RC (DNA: RG 59, LAR); English date supplied; addressed: “Au Citoyen Gefferson President, des États unis de L’amerique á Washington”; endorsed by TJ as received 24 July and so recorded in SJL with notation “for an office.” Dupl (same); endorsed by TJ as received 26 Aug., but recorded in SJL under 25 Aug. with notation “Off.”

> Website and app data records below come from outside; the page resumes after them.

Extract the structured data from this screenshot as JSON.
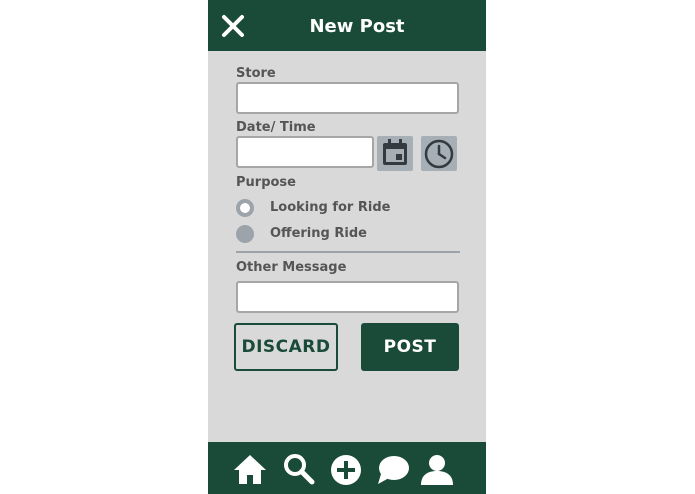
{
  "header": {
    "title": "New Post"
  },
  "form": {
    "store": {
      "label": "Store",
      "value": "",
      "placeholder": ""
    },
    "datetime": {
      "label": "Date/ Time",
      "value": "",
      "placeholder": ""
    },
    "purpose": {
      "label": "Purpose",
      "options": [
        {
          "label": "Looking for Ride",
          "selected": false
        },
        {
          "label": "Offering Ride",
          "selected": true
        }
      ]
    },
    "message": {
      "label": "Other Message",
      "value": "",
      "placeholder": ""
    }
  },
  "actions": {
    "discard_label": "DISCARD",
    "post_label": "POST"
  },
  "nav": {
    "items": [
      {
        "icon": "home-icon"
      },
      {
        "icon": "search-icon"
      },
      {
        "icon": "add-icon"
      },
      {
        "icon": "chat-icon"
      },
      {
        "icon": "profile-icon"
      }
    ]
  },
  "colors": {
    "brand": "#1a4a38",
    "background": "#d9d9d9",
    "control": "#9ca3ab"
  }
}
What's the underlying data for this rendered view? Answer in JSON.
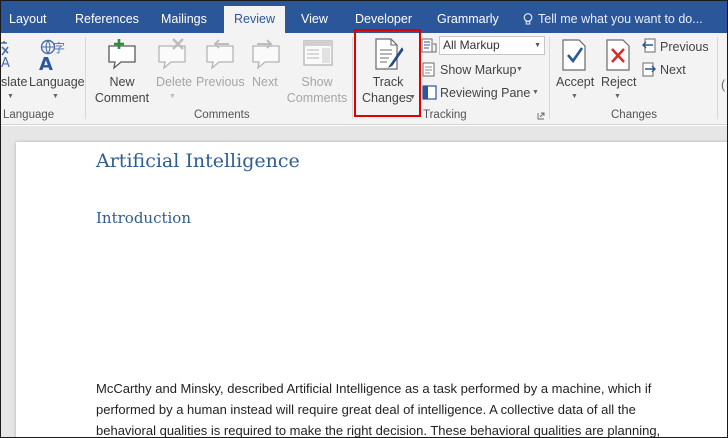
{
  "tabs": {
    "layout": "Layout",
    "references": "References",
    "mailings": "Mailings",
    "review": "Review",
    "view": "View",
    "developer": "Developer",
    "grammarly": "Grammarly"
  },
  "tell_me": "Tell me what you want to do...",
  "language_group": {
    "translate_fragment": "slate",
    "language_label": "Language",
    "group_label": "Language"
  },
  "comments_group": {
    "new_comment_line1": "New",
    "new_comment_line2": "Comment",
    "delete": "Delete",
    "previous": "Previous",
    "next": "Next",
    "show_comments_line1": "Show",
    "show_comments_line2": "Comments",
    "group_label": "Comments"
  },
  "tracking_group": {
    "track_line1": "Track",
    "track_line2": "Changes",
    "markup_select_value": "All Markup",
    "show_markup": "Show Markup",
    "reviewing_pane": "Reviewing Pane",
    "group_label": "Tracking"
  },
  "changes_group": {
    "accept": "Accept",
    "reject": "Reject",
    "previous": "Previous",
    "next": "Next",
    "group_label": "Changes"
  },
  "document": {
    "title": "Artificial Intelligence",
    "heading": "Introduction",
    "lines": [
      "McCarthy and Minsky, described Artificial Intelligence as a task performed by a machine, which if",
      "performed by a human instead will require great deal of intelligence. A collective data of all the",
      "behavioral qualities is required to make the right decision. These behavioral qualities are planning,"
    ]
  },
  "colors": {
    "tab_bar": "#2b579a",
    "ribbon": "#f3f3f3",
    "heading": "#2e5d8f",
    "highlight": "#e00000"
  }
}
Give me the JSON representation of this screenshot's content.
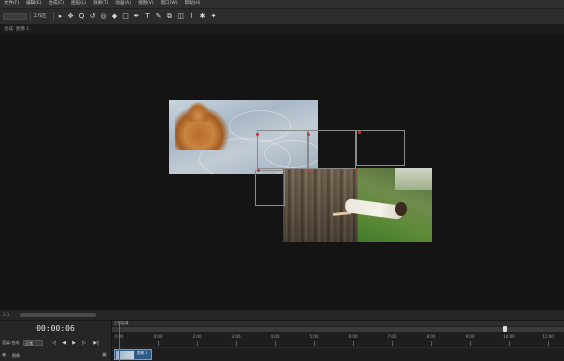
{
  "menu": {
    "items": [
      "文件(F)",
      "编辑(E)",
      "合成(C)",
      "图层(L)",
      "效果(T)",
      "动画(A)",
      "视图(V)",
      "窗口(W)",
      "帮助(H)"
    ]
  },
  "toolbar": {
    "workspace_label": "工作区",
    "icons": [
      "home-icon",
      "selection-icon",
      "hand-icon",
      "zoom-icon",
      "rotate-icon",
      "camera-orbit-icon",
      "pan-behind-icon",
      "rectangle-icon",
      "pen-icon",
      "text-icon",
      "brush-icon",
      "clone-icon",
      "eraser-icon",
      "roto-icon",
      "puppet-icon"
    ],
    "glyphs": [
      "▸",
      "✥",
      "Q",
      "↺",
      "◎",
      "◆",
      "□",
      "✒",
      "T",
      "✎",
      "⧉",
      "◫",
      "⌇",
      "✱",
      "✦"
    ]
  },
  "panel": {
    "title": "合成: 图像 1"
  },
  "timeline": {
    "scroll_label": "1:1",
    "timecode": "00:00:06",
    "render_label": "渲染:合成",
    "quality_select": "正常",
    "controls": [
      "◁",
      "◀",
      "▶",
      "▷",
      "▶|"
    ],
    "track_label": "图像",
    "work_area_label": "工作区域",
    "ruler_labels": [
      "0:00",
      "0:00",
      "2:00",
      "3:00",
      "4:00",
      "5:00",
      "6:00",
      "7:00",
      "8:00",
      "9:00",
      "10:00",
      "11:00"
    ],
    "clip_label": "图像 1",
    "playhead_time": "00:00:06"
  },
  "colors": {
    "accent": "#d0303a",
    "background": "#141414",
    "panel": "#222222",
    "clip": "#2f5b8a"
  }
}
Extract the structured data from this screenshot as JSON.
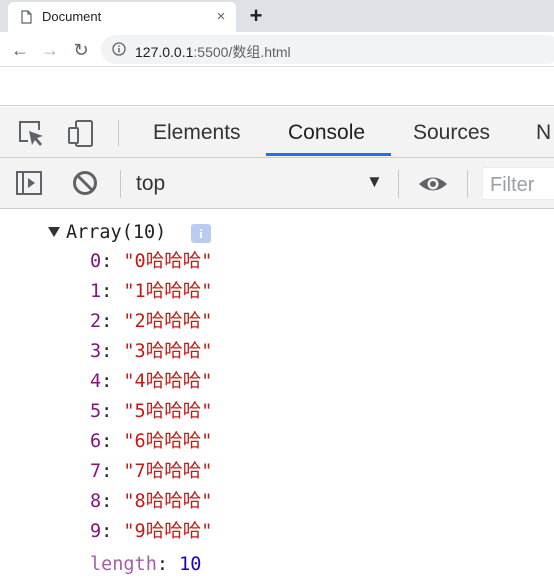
{
  "browser": {
    "tab_title": "Document",
    "close_glyph": "×",
    "newtab_glyph": "+",
    "url_host": "127.0.0.1",
    "url_rest": ":5500/数组.html",
    "back_glyph": "←",
    "forward_glyph": "→",
    "reload_glyph": "↻"
  },
  "devtools": {
    "tabs": [
      "Elements",
      "Console",
      "Sources",
      "N"
    ],
    "active_tab": "Console",
    "context": "top",
    "context_arrow": "▼",
    "filter_placeholder": "Filter",
    "icons": [
      "inspect-element-icon",
      "device-toolbar-icon",
      "sidebar-toggle-icon",
      "clear-console-icon",
      "eye-icon"
    ]
  },
  "console": {
    "array_header": "Array(10)",
    "info_badge": "i",
    "entries": [
      {
        "key": "0",
        "value": "\"0哈哈哈\""
      },
      {
        "key": "1",
        "value": "\"1哈哈哈\""
      },
      {
        "key": "2",
        "value": "\"2哈哈哈\""
      },
      {
        "key": "3",
        "value": "\"3哈哈哈\""
      },
      {
        "key": "4",
        "value": "\"4哈哈哈\""
      },
      {
        "key": "5",
        "value": "\"5哈哈哈\""
      },
      {
        "key": "6",
        "value": "\"6哈哈哈\""
      },
      {
        "key": "7",
        "value": "\"7哈哈哈\""
      },
      {
        "key": "8",
        "value": "\"8哈哈哈\""
      },
      {
        "key": "9",
        "value": "\"9哈哈哈\""
      }
    ],
    "length_key": "length",
    "length_value": "10"
  },
  "colors": {
    "accent": "#1a73e8",
    "key": "#881280",
    "string": "#c41a16",
    "number": "#1c00cf"
  }
}
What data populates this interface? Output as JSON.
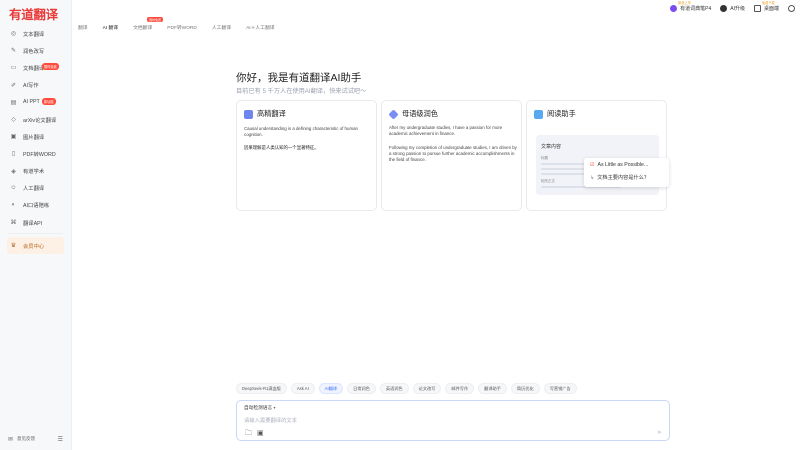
{
  "app": {
    "logo": "有道翻译"
  },
  "sidebar": {
    "items": [
      {
        "label": "文本翻译",
        "icon": "text-translate-icon",
        "badge": ""
      },
      {
        "label": "润色改写",
        "icon": "polish-icon",
        "badge": ""
      },
      {
        "label": "文档翻译",
        "icon": "document-icon",
        "badge": "限时免费"
      },
      {
        "label": "AI写作",
        "icon": "ai-write-icon",
        "badge": ""
      },
      {
        "label": "AI PPT",
        "icon": "ppt-icon",
        "badge": "新功能"
      },
      {
        "label": "arXiv论文翻译",
        "icon": "arxiv-icon",
        "badge": ""
      },
      {
        "label": "图片翻译",
        "icon": "image-icon",
        "badge": ""
      },
      {
        "label": "PDF转WORD",
        "icon": "pdf-icon",
        "badge": ""
      },
      {
        "label": "有道学术",
        "icon": "academic-icon",
        "badge": ""
      },
      {
        "label": "人工翻译",
        "icon": "human-icon",
        "badge": ""
      },
      {
        "label": "AI口语陪练",
        "icon": "speak-icon",
        "badge": ""
      },
      {
        "label": "翻译API",
        "icon": "api-icon",
        "badge": ""
      }
    ],
    "active_item": {
      "label": "会员中心",
      "icon": "vip-icon"
    },
    "footer": {
      "feedback_label": "意见反馈"
    }
  },
  "tabs": [
    {
      "label": "翻译",
      "active": false,
      "badge": ""
    },
    {
      "label": "AI 翻译",
      "active": true,
      "badge": ""
    },
    {
      "label": "文档翻译",
      "active": false,
      "badge": "限时免费"
    },
    {
      "label": "PDF转WORD",
      "active": false,
      "badge": ""
    },
    {
      "label": "人工翻译",
      "active": false,
      "badge": ""
    },
    {
      "label": "AI＋人工翻译",
      "active": false,
      "badge": ""
    }
  ],
  "topright": {
    "dictpen": {
      "label": "有道词典笔P4",
      "tag": "新品上市"
    },
    "software": {
      "label": "AI升级"
    },
    "desktop": {
      "label": "桌面端",
      "tag": "免费下载"
    }
  },
  "greeting": {
    "title": "你好，我是有道翻译AI助手",
    "subtitle": "目前已有 5 千万人在使用AI翻译，快来试试吧～"
  },
  "cards": {
    "card1": {
      "title": "高精翻译",
      "en": "Causal understanding is a defining characteristic of human cognition.",
      "cn": "因果理解是人类认知的一个显著特征。"
    },
    "card2": {
      "title": "母语级润色",
      "before": "After my undergraduate studies, I have a passion for more academic achievement in finance.",
      "after": "Following my completion of undergraduate studies, I am driven by a strong passion to pursue further academic accomplishments in the field of finance."
    },
    "card3": {
      "title": "阅读助手",
      "doc_title": "文章内容",
      "label1": "标题",
      "label2": "相关正文",
      "q1": "As Little as Possible...",
      "q2": "文档主要内容是什么？"
    }
  },
  "chips": [
    {
      "label": "DeepSeek-R1满血版",
      "active": false
    },
    {
      "label": "Ask AI",
      "active": false
    },
    {
      "label": "AI翻译",
      "active": true
    },
    {
      "label": "日常润色",
      "active": false
    },
    {
      "label": "英语润色",
      "active": false
    },
    {
      "label": "论文改写",
      "active": false
    },
    {
      "label": "邮件写作",
      "active": false
    },
    {
      "label": "翻译助手",
      "active": false
    },
    {
      "label": "简历优化",
      "active": false
    },
    {
      "label": "写营销广告",
      "active": false
    }
  ],
  "input": {
    "lang_label": "自动检测语言",
    "placeholder": "请输入需要翻译的文本"
  },
  "colors": {
    "brand": "#e83a38",
    "accent": "#3a6df0",
    "vip": "#b8661e"
  }
}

Refer you to citizen James Munroe: TJ received the letter above with a hastily drafted statement by James Monroe, who reported that James Madison had sent him Fulton’s letter by way of Milton, Virginia. Noting that Joel Barlow had referred to Fulton “as one having some skill in mechanics,” Monroe reported that he had become acquainted with Fulton in Paris in the winter of 1794–95, when Monroe was U.S. minister to France. Monroe learned at that time that Fulton was in France with General “Chaise” (Auguste Lachaise), who in 1793 played a leading role in an intended scheme by Edmond Charles Genet to restore the Mississippi Valley to French control. Monroe met with Fulton and used information from him to discredit Lachaise’s attempt to gain the ear of the French government. A faction within the Washington administration, Monroe believed, was using Lachaise “with a view to involve us in a war with France.” In support of that argument, Monroe discussed a forged letter, purportedly by Fulton, that was published in American newspapers. Monroe had also caught a rumor of something said by Rufus King in London that indicated the “attention” that the Federalists were giving to Fulton. The only letter that Fulton had written from France about the western intrigue was one that he composed to John Breckinridge at Monroe’s suggestion and with his guidance “to tranquilize the western people on the subject of the missisippi.” On Monroe’s advice, Fulton wrote a refutation of the fraudulent letter. That rebuttal, which intimated that Timothy Pickering was involved in the publication of the forgery, never appeared in the United States even though two copies were sent by separate ships from France. Monroe thought that Fulton’s refutation of the forgery may have been “laid hold of in the post office & suppressed” and that “the postmaster Habersham must have some knowledge” of what had transpired. Believing that members of the Washington administration were involved in manipulating the separatist plots of Lachaise, Monroe did not report his contact with Fulton to the U.S. government—nor, lacking concrete evidence, did he discuss the affair in the book he wrote after his recall from France (View of the Conduct of the Executive). In 1793 the Spanish envoys in the United States, Josef de Jaudenes and Josef Ignacio de Viar, had warned TJ, who was then secretary of state, of the intentions of Lachaise, a native of Louisiana. TJ then advised President Washington, Secretary of War Henry Knox, and Isaac Shelby, the governor of Kentucky, of the situation. Fulton was in New Orleans by August 1802 and spent the next several years seeking a commission from the American government. Following the sale of Louisiana to the United States, Fulton entered the service of Spain and commanded the Spanish militia in West Florida. He subsequently became active in efforts to annex the territory to the U.S. (MS in DNA: RG 59, LAR, in Monroe’s hand with emendations, undated, unaddressed, and unsigned, endorsed by TJ “Fulton for office” and as received 26 Aug. 1801, but recorded in SJL under 25 Aug. in association with Fulton’s letter printed above; Madison, Papers description begins William T. Hutchinson, Robert A. Rutland, J. C. A. Stagg, and others, eds., The Papers of James Madison, Chicago and Charlottesville, 1962–, 29 vols. description ends , 16:304n, 397–8, 401; Madison, Papers, Sec. of State Ser., 3:247, 470; Madison, Papers, Pres. Ser., 2:305, 320–1, 5:390; Vol. 27:176–80, 311–14).